(Evening One last night was memorable too, with hog head cheese, andouille, crawfish boil and barbecue shrimp at Eat New Orleans.)
We woke early to a Boil Water Advisory slipped under our door; easy for us, with the hotel supplying bottled water, but hard for ordinary residents and businesses relying on mains water – during the day we saw several coffee shops not serving coffee, presumably because their equipment is plumbed in and doesn’t heat the water to a full boil.
From there we headed over the flood wall to see the mighty Mississippi in person for the first time.
Downstream towards the Gulf we could see wharves and warehouses like those demolished to create the riverside walk. We were looking upstream so we walked upstream. Slowly. The heat is a physical force here; the hotel door opens a wall of hot moist air. it’s like walking into a sponge – and several people told us today how lucky we are that the temperature has dropped since last week.
We found ourselves walking from shade to shade in the same way that we hugged the shade in Mosaic Canyon last year. I think that was hotter, but the humidity makes this more oppressive.
At the end of the riverside walk we headed into the Warehouse District, staying on the shady sides of the streets. The sparely decorated functional square brick buildings reminded me of other North American cities. Not surprising, as this area was built more recently by the Americans; the old city – the French Quarter – reveals its French and Spanish origins.

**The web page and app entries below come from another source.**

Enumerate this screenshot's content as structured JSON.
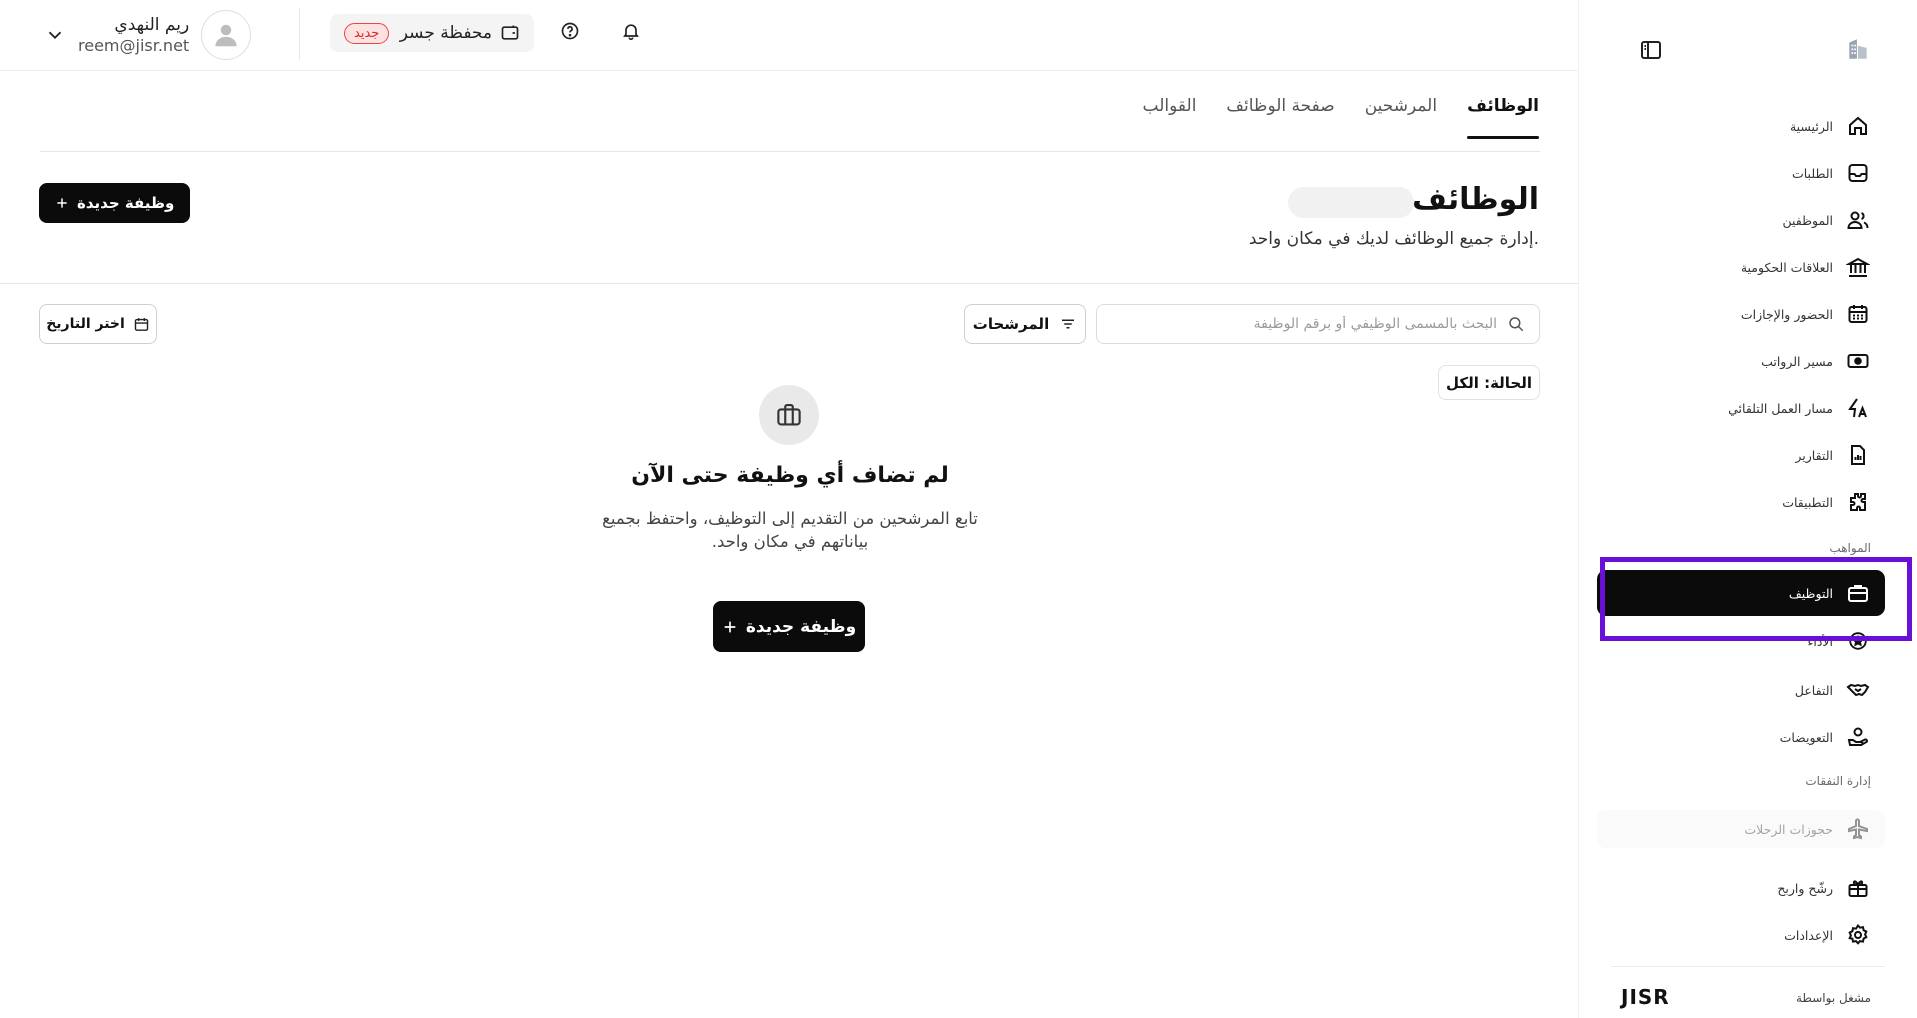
{
  "header": {
    "user_name": "ريم النهدي",
    "user_email": "reem@jisr.net",
    "wallet_label": "محفظة جسر",
    "wallet_badge": "جديد"
  },
  "tabs": [
    {
      "label": "الوظائف",
      "active": true
    },
    {
      "label": "المرشحين",
      "active": false
    },
    {
      "label": "صفحة الوظائف",
      "active": false
    },
    {
      "label": "القوالب",
      "active": false
    }
  ],
  "page": {
    "title": "الوظائف",
    "subtitle": "إدارة جميع الوظائف لديك في مكان واحد.",
    "new_job_label": "وظيفة جديدة"
  },
  "filters": {
    "search_placeholder": "البحث بالمسمى الوظيفي أو برقم الوظيفة",
    "filters_label": "المرشحات",
    "date_label": "اختر التاريخ",
    "status_chip": "الحالة: الكل"
  },
  "empty_state": {
    "title": "لم تضاف أي وظيفة حتى الآن",
    "description": "تابع المرشحين من التقديم إلى التوظيف، واحتفظ بجميع بياناتهم في مكان واحد.",
    "button_label": "وظيفة جديدة"
  },
  "sidebar": {
    "items": [
      {
        "label": "الرئيسية",
        "icon": "home-icon"
      },
      {
        "label": "الطلبات",
        "icon": "inbox-icon"
      },
      {
        "label": "الموظفين",
        "icon": "users-icon"
      },
      {
        "label": "العلاقات الحكومية",
        "icon": "bank-icon"
      },
      {
        "label": "الحضور والإجازات",
        "icon": "calendar-icon"
      },
      {
        "label": "مسير الرواتب",
        "icon": "cash-icon"
      },
      {
        "label": "مسار العمل التلقائي",
        "icon": "automation-icon"
      },
      {
        "label": "التقارير",
        "icon": "report-icon"
      },
      {
        "label": "التطبيقات",
        "icon": "puzzle-icon"
      }
    ],
    "talent_heading": "المواهب",
    "talent_items": [
      {
        "label": "التوظيف",
        "icon": "briefcase-icon",
        "active": true
      },
      {
        "label": "الأداء",
        "icon": "star-icon"
      },
      {
        "label": "التفاعل",
        "icon": "handshake-icon"
      },
      {
        "label": "التعويضات",
        "icon": "hand-coin-icon"
      }
    ],
    "expenses_heading": "إدارة النفقات",
    "expense_items": [
      {
        "label": "حجوزات الرحلات",
        "icon": "plane-icon",
        "disabled": true
      }
    ],
    "bottom_items": [
      {
        "label": "رشّح واربح",
        "icon": "gift-icon"
      },
      {
        "label": "الإعدادات",
        "icon": "settings-icon"
      }
    ],
    "powered_by": "مشغل بواسطة",
    "brand": "JISR"
  },
  "colors": {
    "primary": "#0b0b0c",
    "highlight": "#6a0fd6",
    "badge_red": "#dc2626"
  }
}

But there’s something about the river. Much more interesting than warehouses and galleries.
And there are trains! freight trains running through the city constantly hoot plaintively to warn pedestrians, most of whom seemed annoyed by the delays at crossings, whereas we leaned against lamp posts to watch and read the labels on the freight cars. Now I understand why one of the books I’ve read compares the industry of New Orleans-Baton Rouge to the German Ruhr.
Beyond the tracks and parked cars is the high cream flood wall that protects the city. There are huge steel gates that swing to close the gaps.
They’d found the earliest occupation level 4′ down, at the point where the groundwater began to flood in.
We found lunch at a bar (A’s catfish po’boy was basically a fried fish sandwich; I discovered that a little hot sauce is good and more is better on a hamburger), then we walked around the corner to Acadian Books on Orleans Street. If you’re here, go there: it’s a Real bookstore.
I can’t work out how to rotate that!
There is more to tell, about our music tour that evening and the people we met, but this is the second time I’ve written this (i deleted the first one by mistake) and now it is time for beignets. stay tuned!